But my phone became a glowing symbol of resolve: I’m pretty sure I’m out of the sneaker game.
Sneaker culture and Black culture are so symbiotic that it’s hard to tell when one starts and the other begins, like trying to separate the milk from the ice cream once a shake is made. Some of the most important moments in Black pop culture are directly tied to sneakers: Run-DMC and Adidas; Jordan and, well, Jordans dominating most of our childhood; and Kanye’s Yeezy explosion as of late. As a result, our love for our culture is often reflected in our love for sneakers.
The convergence of the hoops I have to go through and the lack of f*cking time I have to jump through them has rendered me utterly ineffective as a sneakerhead.
Growing up, most of the sneakers we ever wanted were available in abundance. The problem, at least for me, was that my parents weren’t really keen on dropping $150 for shoes I’d ruin in three weeks. So we spend our adulthoods chasing those shoes and falling in love with new shoes. I spent most of my twenties either going to the mall to get the shoes I want, scouring NikeTalk for the back-alley websites that have sneaky releases, or calling in favors. I feel like most of us were able to wear what we wanted if we worked hard enough — bank accounts pending, of course.
But over the past few years, capitalism has reared its ugly head and made the entire culture just about untenable for anyone with anything resembling a life. Nike has always manipulated the scarcity of its most prized shoes, maximizing the fervor they create; now, though, Nike’s made most of its best kicks virtually uncoppable. The Air Jordan High 85 over All-Star Weekend, for instance, also sold out immediately. Now if we want shoes, we have to play SNKRS app roulette, take part in goddamn raffles (which, no, I’m not joining a raffle to get a chance to pay $200 bucks for a pair of shoes), or buy in the aftermarket on sites like StockX, where the aforementioned Jordan High 85s are going for upwards of $600.

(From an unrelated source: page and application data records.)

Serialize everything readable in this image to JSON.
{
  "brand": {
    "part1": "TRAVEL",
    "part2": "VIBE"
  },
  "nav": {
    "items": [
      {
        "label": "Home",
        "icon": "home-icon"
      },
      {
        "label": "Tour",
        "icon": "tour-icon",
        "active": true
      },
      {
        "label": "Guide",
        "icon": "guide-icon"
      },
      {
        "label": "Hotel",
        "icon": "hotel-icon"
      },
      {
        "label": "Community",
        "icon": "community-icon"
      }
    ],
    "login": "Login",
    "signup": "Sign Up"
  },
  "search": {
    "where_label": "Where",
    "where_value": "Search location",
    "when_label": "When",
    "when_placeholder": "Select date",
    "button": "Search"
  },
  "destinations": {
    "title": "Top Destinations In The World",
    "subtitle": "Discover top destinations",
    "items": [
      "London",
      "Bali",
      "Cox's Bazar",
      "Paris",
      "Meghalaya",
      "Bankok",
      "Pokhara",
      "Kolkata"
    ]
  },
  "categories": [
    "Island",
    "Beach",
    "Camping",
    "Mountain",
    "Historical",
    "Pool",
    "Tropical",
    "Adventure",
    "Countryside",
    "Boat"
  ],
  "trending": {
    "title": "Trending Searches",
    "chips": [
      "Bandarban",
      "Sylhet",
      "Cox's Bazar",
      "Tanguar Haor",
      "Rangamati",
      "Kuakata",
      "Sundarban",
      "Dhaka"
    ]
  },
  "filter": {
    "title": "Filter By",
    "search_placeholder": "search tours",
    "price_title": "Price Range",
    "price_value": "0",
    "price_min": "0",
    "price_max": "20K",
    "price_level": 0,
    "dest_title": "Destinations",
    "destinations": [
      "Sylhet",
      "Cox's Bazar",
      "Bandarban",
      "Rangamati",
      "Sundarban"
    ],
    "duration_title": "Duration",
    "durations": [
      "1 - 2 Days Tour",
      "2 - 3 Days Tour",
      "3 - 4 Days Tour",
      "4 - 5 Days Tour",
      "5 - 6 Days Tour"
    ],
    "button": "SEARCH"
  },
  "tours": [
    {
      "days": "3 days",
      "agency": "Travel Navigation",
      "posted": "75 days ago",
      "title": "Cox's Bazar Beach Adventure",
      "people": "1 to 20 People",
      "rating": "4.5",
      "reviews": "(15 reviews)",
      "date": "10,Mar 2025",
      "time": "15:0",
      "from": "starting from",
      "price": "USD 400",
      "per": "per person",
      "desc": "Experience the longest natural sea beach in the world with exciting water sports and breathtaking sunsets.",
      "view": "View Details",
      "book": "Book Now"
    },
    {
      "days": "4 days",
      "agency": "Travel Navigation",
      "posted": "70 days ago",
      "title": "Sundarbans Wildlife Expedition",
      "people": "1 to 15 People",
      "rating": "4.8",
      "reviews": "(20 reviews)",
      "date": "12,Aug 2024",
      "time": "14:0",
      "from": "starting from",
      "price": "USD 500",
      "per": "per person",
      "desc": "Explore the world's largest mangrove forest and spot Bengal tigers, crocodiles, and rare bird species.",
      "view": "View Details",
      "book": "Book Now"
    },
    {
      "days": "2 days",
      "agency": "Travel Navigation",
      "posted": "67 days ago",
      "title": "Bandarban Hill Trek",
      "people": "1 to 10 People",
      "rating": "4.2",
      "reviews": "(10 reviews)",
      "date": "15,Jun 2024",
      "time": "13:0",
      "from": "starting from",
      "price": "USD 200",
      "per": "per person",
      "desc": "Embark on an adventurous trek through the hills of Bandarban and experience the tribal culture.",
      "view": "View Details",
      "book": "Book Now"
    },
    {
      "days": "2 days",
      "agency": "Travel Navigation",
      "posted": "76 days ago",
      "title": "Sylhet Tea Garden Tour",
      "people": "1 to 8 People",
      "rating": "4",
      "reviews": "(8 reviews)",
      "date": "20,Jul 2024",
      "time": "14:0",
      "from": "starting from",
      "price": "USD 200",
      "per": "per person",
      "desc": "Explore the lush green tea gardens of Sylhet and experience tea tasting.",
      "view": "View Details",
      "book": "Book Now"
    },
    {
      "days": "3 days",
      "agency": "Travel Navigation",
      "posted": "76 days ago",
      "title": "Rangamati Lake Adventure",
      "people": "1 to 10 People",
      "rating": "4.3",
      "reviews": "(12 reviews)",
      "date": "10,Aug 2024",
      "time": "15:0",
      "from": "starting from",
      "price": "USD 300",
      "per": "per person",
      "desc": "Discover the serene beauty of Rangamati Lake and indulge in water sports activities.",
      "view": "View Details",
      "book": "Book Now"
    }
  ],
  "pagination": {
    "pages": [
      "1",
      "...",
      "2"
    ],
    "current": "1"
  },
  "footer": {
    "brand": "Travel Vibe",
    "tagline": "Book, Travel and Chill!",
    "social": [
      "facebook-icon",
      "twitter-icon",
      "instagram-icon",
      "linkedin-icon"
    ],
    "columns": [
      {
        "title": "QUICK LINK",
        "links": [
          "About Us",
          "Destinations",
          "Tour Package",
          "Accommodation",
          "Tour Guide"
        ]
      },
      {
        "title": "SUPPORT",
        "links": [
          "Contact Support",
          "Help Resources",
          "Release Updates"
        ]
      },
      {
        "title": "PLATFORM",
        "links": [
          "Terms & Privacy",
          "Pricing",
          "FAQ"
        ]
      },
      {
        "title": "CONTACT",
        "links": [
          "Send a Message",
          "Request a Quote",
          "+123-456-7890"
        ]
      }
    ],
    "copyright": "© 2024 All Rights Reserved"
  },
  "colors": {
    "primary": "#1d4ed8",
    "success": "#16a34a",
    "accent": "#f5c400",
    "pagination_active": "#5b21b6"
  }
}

Just this past weekend, the Jordan 1 “Pine Green” came out. And, as usual, I needed to be on my phone at 10 a.m. to make sure I could get a pair. I was busy and forgot to be on the phone at that exact moment. The shoes, of course, sold out. I went to a few nearby stores — and those were all sold out, too. The convergence of the hoops I have to go through and the lack of f*cking time I have to jump through them has rendered me utterly ineffective as a sneakerhead. As a result, I haven’t bought a new pair of non-workout kicks in a year.
What makes it worse is that so many of these shoes are going to the undeserving. Most drops are overrun by people using bots to snipe sneakers at superhuman speeds, only to resell them on StockX for higher prices. These flippers are weeding out people who really are embedded in the culture and want to represent it on their feet. It was a stretch for me to drop $180 on shoes in my twenties, so I can’t imagine how many 23-year-olds can end up with something like Virgil Abloh’s Off-Whites or Jordan 1s that are routinely going for multiples of that on StockX. It makes me worry about the long-term future of the culture.
As for me? I’ll either get rich enough that dropping $1,000 for a shoe that’s an inferior version of the exact same shoe that came out five years ago or I’ll ride off into the sneakerhead sunset with an arsenal of brunch boots on my feet. Either way, I can’t deal with the stress and blood pressure spikes that come with the game as it is. Now, if you’ll pardon me, it’s time to join the choir of old people shaming you for lining up to buy Jordans instead of voting.
Ahhh, I can feel the superiority warming my bones already. It’s nice to have you back, endorphins.